12/03/2015 08:18 GMT | Updated 12/05/2015 06:59 BST

21st Century Offices for a 21st Century City

Right here, right now, London is experiencing the third industrial revolution. Technology is revolutionising the way in which we work, forever freeing professionals from the shackles of their desks to work in coffee shops, airports and homes across the country.

This creates an enormous freedom for the modern professional to decide how, when and where they will do their job. But this also presents a challenge to today's property industry: work has become an activity which is done to complete a task rather than a place which you go to complete a task, uncoupling the huge growth which London is experiencing from an additional need for office space.

A new report by Ramidus Consulting, written for the City of London Corporation and the City Property Association "Future Workstyles and Future Workplaces in the City of London", shows how London's offices can be adapted to this new reality - and the opportunities to provide the new generation of professionals with offices which help meet their most crucial needs: flexibility, connectivity and space to meet.

Start ups no longer need to be office based, but accelerators and flexible serviced office space provide invaluable support by allowing entrepreneurs to turn up, rent a desk or graduate to renting a room on an ad-hoc basis. This provides opportunities for knowledge sharing, mentoring, collaborating and socialising which are crucial to the long-term success of their organisation. Meeting spaces have also changed from rows of desks broken up by imposing offices, to flexible space that enables collaboration and open conversation with smaller meeting rooms for necessarily private conversations.

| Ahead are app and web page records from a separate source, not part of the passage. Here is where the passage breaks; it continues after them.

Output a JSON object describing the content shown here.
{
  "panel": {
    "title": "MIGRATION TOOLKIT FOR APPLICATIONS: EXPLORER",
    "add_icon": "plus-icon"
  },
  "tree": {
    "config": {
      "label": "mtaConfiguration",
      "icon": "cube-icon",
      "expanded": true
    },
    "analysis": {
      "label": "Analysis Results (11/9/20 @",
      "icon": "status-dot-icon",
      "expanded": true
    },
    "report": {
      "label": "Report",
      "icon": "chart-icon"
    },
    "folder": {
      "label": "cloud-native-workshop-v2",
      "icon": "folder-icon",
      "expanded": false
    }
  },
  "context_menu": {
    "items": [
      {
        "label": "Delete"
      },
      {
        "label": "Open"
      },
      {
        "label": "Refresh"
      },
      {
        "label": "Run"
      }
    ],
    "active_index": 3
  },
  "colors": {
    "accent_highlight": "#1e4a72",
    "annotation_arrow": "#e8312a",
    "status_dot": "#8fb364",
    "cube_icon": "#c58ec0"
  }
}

To attract and retain the best staff, market leading companies need to offer their staff the same opportunities to maximise productivity - and in London companies have been quick to recognise the opportunities this will bring, with 75% of the City's office space rebuilt or refurbished since the mid-1980s, the last time there was a major change of need within the City.

The space between the buildings is also increasingly important in the eyes of workers and residents, and the City has been working hard to ensure that our new buildings include cycle parking, green walls and green roofs, and public spaces either on the roof or the ground level to enable the meeting and conversation that make the Square Mile such an incubator for success.

This is an exciting time for London's businesses and workers - being freed from the shackles of our desks enables us all to work more productively and flexibly on the crucial aspects of our jobs while reducing the number of rote tasks we are required to do. The property industry has the opportunity to maintain London's role as the world leader in commercial property; our new report contains practical steps to help developers make this happen but the evidence from the City's new buildings around us shows that this mindset has already taken hold. We are already building the offices of tomorrow, ready to meet the needs of the workers of tomorrow.